Kline owned real estate located at 1027 Keller Street in the City of Sunbury, which he operated as a rental unit. (Compl. ¶¶ 5-6.) On May 27, 2005, an employee of the City's Code Administration Office sent Kline a letter advising that the next time the office observed or investigated a complaint involving Kline's property, it would be forced to declare the property a nuisance property pursuant to the resolution. (Compl. ¶ 17.) On August 8, 2005, the City Council declared Kline's property a nuisance property. (Compl. ¶ 18; City Council Minutes, Def.'s Ex. 1.) The designation of Kline's property as a nuisance property was published in the Sunbury Daily Item and on WNEP Channel 16 television. (Compl. ¶ 18.) Kline maintains that, prior to August 8, 2005, he did not violate the City's property maintenance code or any other code or ordinance. (Compl. ¶¶ 13, 24.)
On November 14, 2005 and November 28, 2005 Kline was issued citations for violations of the City's property maintenance code. (Def.'s Ex. 3.) Kline pleaded not guilty, and a hearing on both citations was scheduled before the Magisterial District Court for Northumberland County. (See Def.'s Ex. 4 at 14-15, 20-21.) Kline states that he is in fact a good landlord who properly maintained his property. (Compl. ¶ 20.)

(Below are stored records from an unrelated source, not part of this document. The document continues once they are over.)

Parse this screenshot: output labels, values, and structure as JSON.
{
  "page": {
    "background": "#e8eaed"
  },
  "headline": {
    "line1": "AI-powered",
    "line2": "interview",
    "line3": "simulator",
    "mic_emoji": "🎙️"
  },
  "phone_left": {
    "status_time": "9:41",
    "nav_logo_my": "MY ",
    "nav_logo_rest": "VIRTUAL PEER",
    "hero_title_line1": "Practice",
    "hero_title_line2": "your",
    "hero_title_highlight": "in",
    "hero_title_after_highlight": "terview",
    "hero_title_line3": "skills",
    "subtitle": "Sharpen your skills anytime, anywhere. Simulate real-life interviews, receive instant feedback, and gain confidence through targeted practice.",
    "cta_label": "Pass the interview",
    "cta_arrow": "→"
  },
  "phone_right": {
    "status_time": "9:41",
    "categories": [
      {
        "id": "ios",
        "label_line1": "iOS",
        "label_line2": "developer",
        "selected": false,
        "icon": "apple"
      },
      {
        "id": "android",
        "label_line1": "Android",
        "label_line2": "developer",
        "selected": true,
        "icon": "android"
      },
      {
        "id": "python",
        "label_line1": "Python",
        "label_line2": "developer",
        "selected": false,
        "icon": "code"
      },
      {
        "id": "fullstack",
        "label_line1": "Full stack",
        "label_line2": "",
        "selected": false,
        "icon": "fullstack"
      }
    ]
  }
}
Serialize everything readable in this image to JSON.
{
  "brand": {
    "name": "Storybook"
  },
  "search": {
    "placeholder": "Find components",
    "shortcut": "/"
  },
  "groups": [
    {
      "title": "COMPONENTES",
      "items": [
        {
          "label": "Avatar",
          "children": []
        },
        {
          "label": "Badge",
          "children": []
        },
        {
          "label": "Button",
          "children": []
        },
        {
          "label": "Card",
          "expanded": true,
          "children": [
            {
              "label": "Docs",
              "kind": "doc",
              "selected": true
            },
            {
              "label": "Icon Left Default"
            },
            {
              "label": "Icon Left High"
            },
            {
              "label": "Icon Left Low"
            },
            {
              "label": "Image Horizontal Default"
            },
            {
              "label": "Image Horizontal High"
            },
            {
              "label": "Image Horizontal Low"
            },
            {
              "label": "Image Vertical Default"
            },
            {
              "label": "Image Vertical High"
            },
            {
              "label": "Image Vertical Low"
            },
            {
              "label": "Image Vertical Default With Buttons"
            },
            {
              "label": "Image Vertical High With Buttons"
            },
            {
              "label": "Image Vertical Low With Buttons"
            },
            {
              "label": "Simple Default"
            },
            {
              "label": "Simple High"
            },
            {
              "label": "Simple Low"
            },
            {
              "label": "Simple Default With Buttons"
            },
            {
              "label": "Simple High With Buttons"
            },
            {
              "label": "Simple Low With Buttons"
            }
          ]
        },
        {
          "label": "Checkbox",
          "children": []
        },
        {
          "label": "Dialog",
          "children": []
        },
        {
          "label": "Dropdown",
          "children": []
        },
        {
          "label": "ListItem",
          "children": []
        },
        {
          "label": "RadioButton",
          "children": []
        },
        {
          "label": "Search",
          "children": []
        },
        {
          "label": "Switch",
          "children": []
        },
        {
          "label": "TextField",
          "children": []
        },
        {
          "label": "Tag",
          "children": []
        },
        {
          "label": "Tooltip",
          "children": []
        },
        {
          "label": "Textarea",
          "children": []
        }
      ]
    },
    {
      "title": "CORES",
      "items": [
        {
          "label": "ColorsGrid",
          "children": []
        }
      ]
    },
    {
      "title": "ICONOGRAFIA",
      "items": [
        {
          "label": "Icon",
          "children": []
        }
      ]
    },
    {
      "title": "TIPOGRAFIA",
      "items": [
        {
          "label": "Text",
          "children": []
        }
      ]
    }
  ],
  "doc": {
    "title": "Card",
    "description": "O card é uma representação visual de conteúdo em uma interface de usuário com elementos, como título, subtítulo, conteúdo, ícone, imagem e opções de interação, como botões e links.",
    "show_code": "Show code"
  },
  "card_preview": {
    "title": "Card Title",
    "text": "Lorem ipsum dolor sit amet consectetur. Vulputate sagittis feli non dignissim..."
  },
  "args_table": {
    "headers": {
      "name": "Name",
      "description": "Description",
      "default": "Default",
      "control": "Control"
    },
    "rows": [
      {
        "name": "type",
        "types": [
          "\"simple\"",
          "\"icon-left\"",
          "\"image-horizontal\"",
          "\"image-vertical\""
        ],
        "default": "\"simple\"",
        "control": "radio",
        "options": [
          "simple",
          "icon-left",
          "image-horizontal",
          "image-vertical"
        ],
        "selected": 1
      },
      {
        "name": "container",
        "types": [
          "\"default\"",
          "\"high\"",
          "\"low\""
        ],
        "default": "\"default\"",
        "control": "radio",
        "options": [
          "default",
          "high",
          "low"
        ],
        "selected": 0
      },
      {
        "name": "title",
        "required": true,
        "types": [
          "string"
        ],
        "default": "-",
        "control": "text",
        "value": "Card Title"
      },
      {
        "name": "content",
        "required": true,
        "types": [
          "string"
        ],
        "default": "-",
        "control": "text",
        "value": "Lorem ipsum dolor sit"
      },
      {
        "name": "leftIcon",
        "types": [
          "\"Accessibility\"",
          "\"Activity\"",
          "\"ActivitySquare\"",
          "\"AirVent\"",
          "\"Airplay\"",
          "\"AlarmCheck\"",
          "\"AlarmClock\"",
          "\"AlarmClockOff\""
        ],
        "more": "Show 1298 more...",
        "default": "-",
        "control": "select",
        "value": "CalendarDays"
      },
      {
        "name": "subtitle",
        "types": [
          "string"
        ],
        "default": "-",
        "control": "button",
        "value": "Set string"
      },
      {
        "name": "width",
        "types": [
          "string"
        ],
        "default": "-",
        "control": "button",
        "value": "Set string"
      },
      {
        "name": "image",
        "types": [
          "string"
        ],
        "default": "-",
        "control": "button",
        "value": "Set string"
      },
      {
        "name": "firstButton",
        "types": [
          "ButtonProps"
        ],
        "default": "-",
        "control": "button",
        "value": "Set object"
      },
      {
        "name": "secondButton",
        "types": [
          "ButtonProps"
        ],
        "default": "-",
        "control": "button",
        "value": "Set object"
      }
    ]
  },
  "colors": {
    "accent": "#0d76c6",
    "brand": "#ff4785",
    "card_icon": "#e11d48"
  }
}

Kline alleges that the City's designation of his property as a nuisance property violated the due process guarantees of the Fifth and Fourteenth Amendments. (Compl., Count I.) Kline also alleges that the City's actions constitute defamation, intentional infliction of emotional distress, and invasion of privacy. (Compl., Count II.) The City has moved to dismiss Kline's complaint for failure to state a claim upon which relief can be granted.*fn2
As an initial matter, to the extent that Kline intends to state a cause of action for violation of the Due Process Clause of the Fifth Amendment, his claim fails because "[t]he limitations of the fifth amendment restrict only federal governmental action," and the complaint alleges no federal action. Nguyen v. U.S. Catholic Conference, 719 F.2d 52, 54 (3d Cir. 1983). A § 1983 plaintiff may, however, allege that a municipality violated his due process rights secured by the Fourteenth Amendment. The due ...